** Opening Task inputs block **

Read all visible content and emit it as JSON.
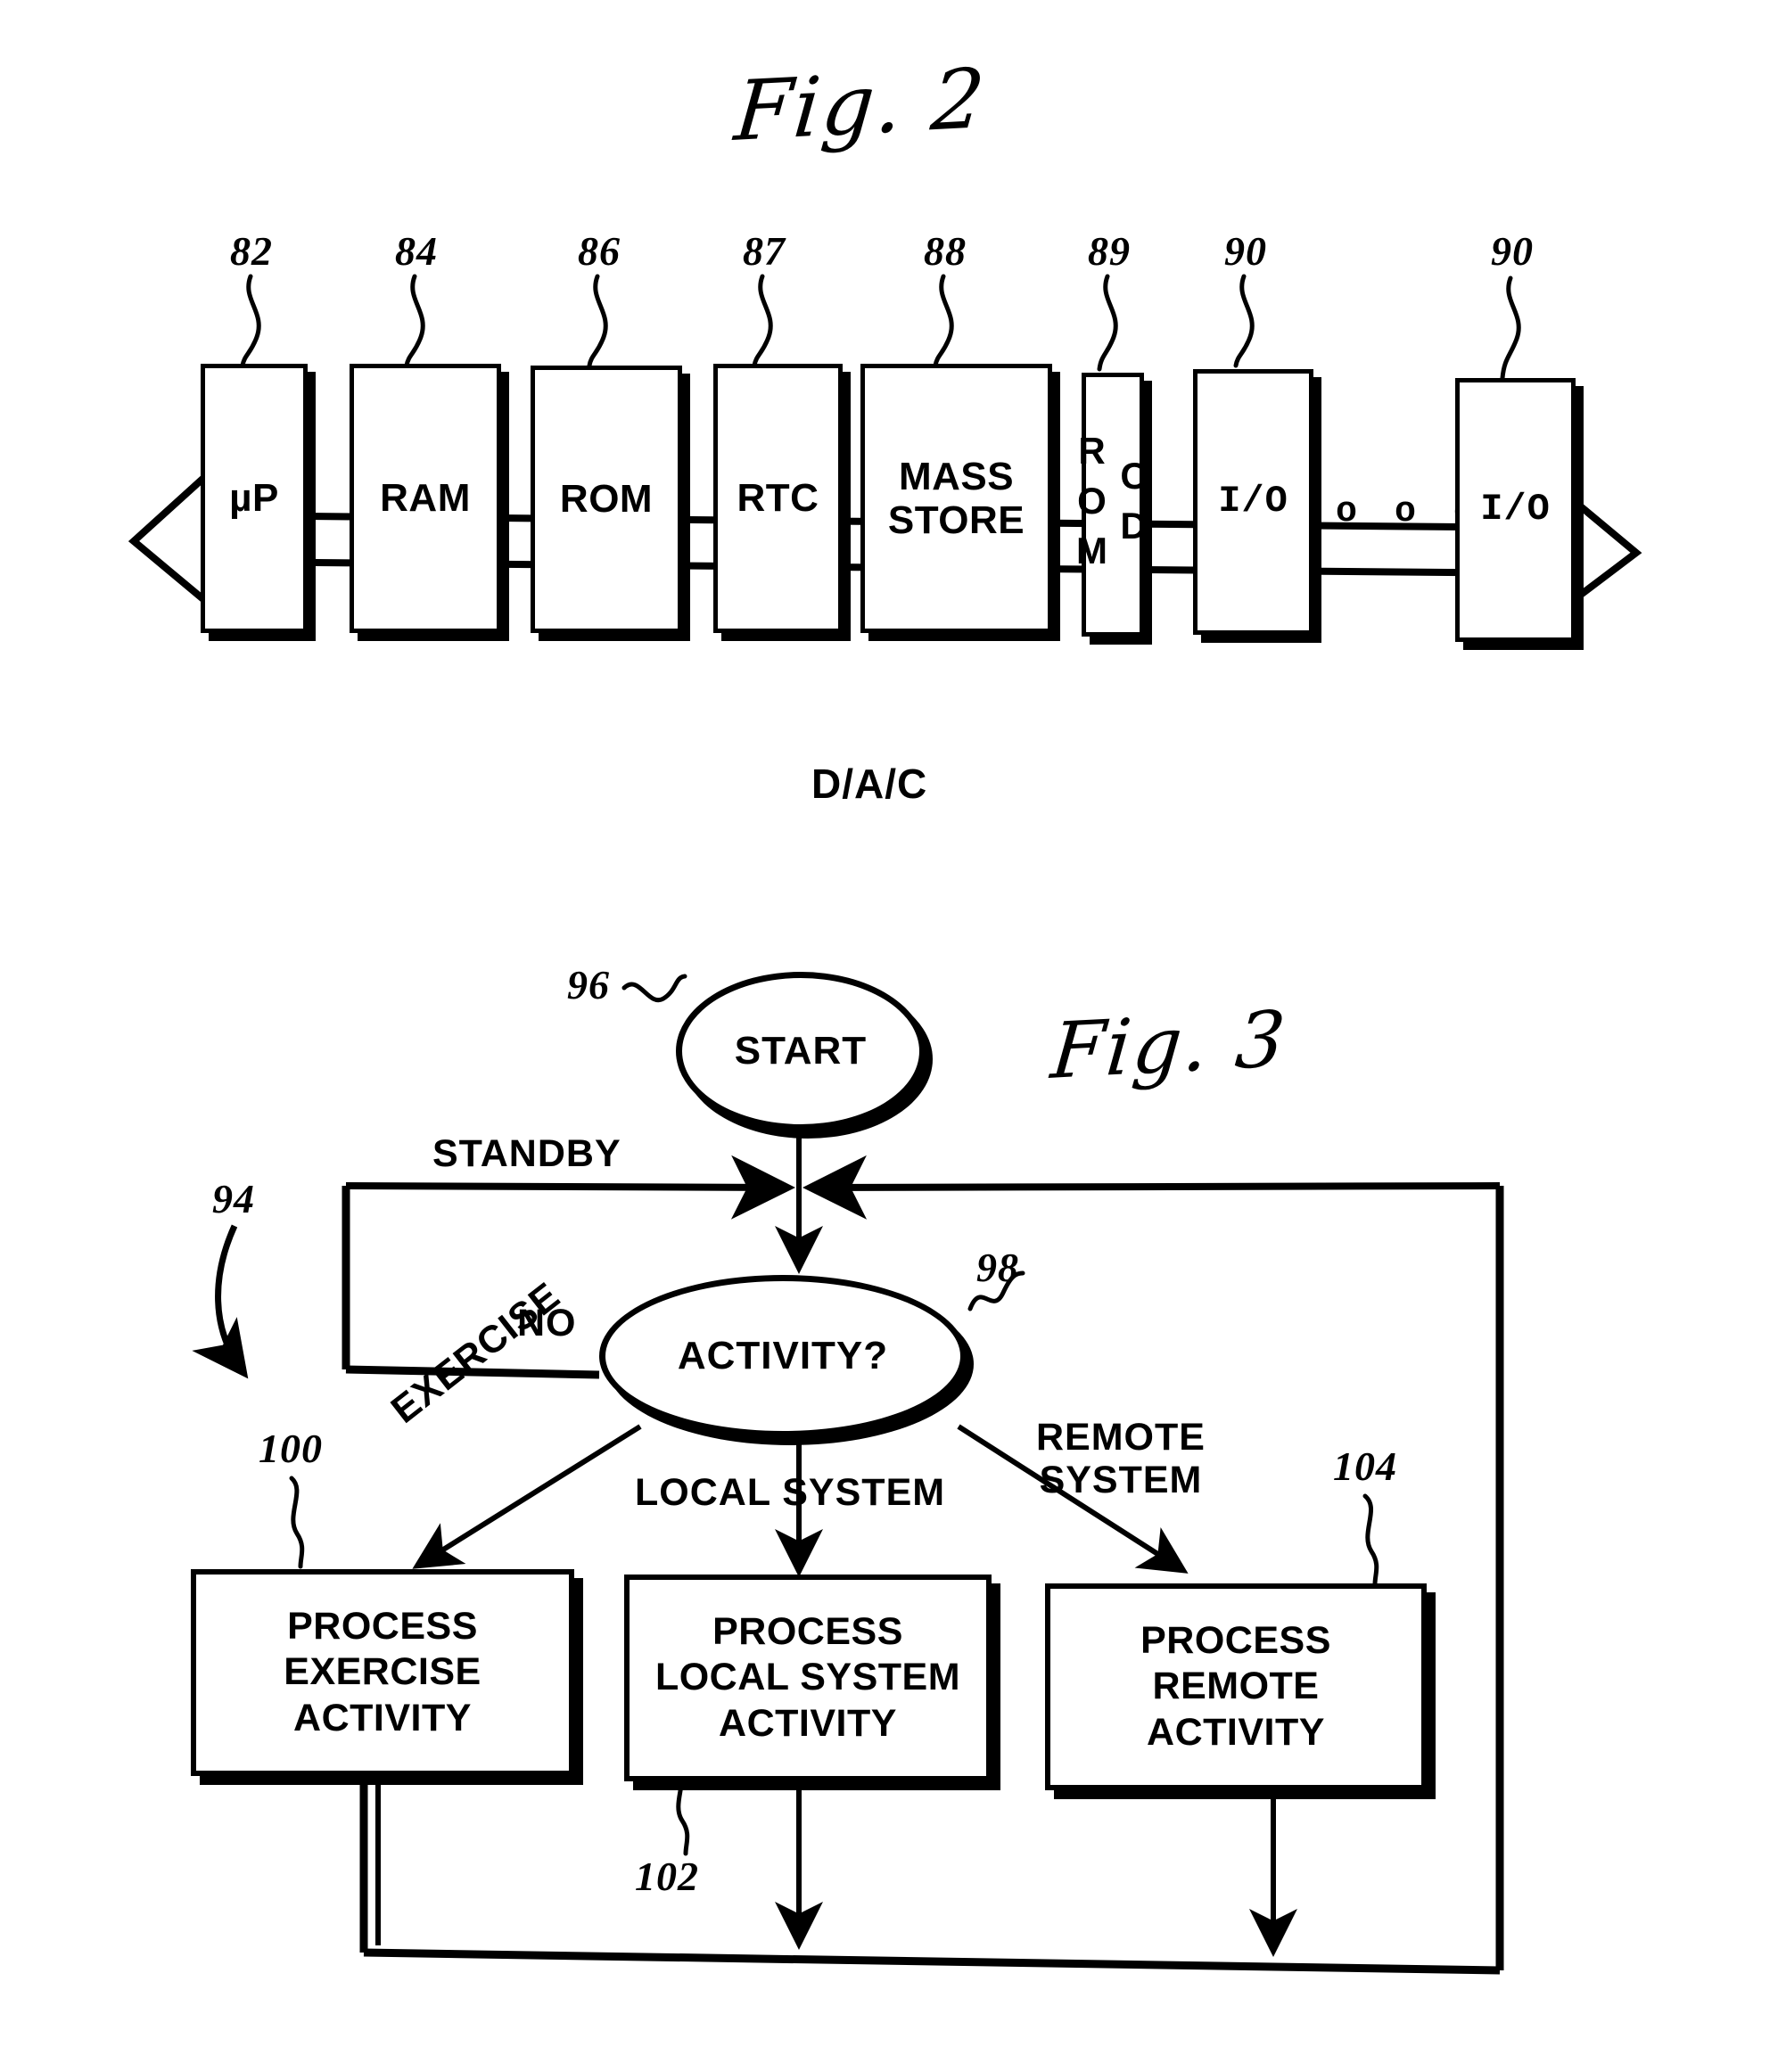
{
  "document": {
    "kind": "patent-drawing-sheet",
    "figures": [
      "Fig. 2",
      "Fig. 3"
    ]
  },
  "fig2": {
    "title": "Fig. 2",
    "bus": {
      "label": "D/A/C",
      "name": "data-address-control-bus"
    },
    "ellipsis": "o o o",
    "components": [
      {
        "ref": "82",
        "label": "µP",
        "style": "sans"
      },
      {
        "ref": "84",
        "label": "RAM",
        "style": "sans"
      },
      {
        "ref": "86",
        "label": "ROM",
        "style": "sans"
      },
      {
        "ref": "87",
        "label": "RTC",
        "style": "sans"
      },
      {
        "ref": "88",
        "label": "MASS\nSTORE",
        "style": "sans"
      },
      {
        "ref": "89",
        "label": "CD ROM",
        "style": "vertical"
      },
      {
        "ref": "90",
        "label": "I/O",
        "style": "mono"
      },
      {
        "ref": "90",
        "label": "I/O",
        "style": "mono"
      }
    ]
  },
  "fig3": {
    "title": "Fig. 3",
    "flowchart_ref": "94",
    "nodes": [
      {
        "ref": "96",
        "label": "START",
        "shape": "oval"
      },
      {
        "ref": "98",
        "label": "ACTIVITY?",
        "shape": "oval"
      },
      {
        "ref": "100",
        "label": "PROCESS\nEXERCISE\nACTIVITY",
        "shape": "rect"
      },
      {
        "ref": "102",
        "label": "PROCESS\nLOCAL SYSTEM\nACTIVITY",
        "shape": "rect"
      },
      {
        "ref": "104",
        "label": "PROCESS\nREMOTE\nACTIVITY",
        "shape": "rect"
      }
    ],
    "edge_labels": {
      "standby": "STANDBY",
      "no": "NO",
      "exercise": "EXERCISE",
      "local_system": "LOCAL  SYSTEM",
      "remote_system": "REMOTE\nSYSTEM"
    }
  }
}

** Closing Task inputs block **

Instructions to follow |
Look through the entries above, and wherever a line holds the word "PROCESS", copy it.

Task answer |
        "label": "PROCESS\nEXERCISE\nACTIVITY",
        "label": "PROCESS\nLOCAL SYSTEM\nACTIVITY",
        "label": "PROCESS\nREMOTE\nACTIVITY",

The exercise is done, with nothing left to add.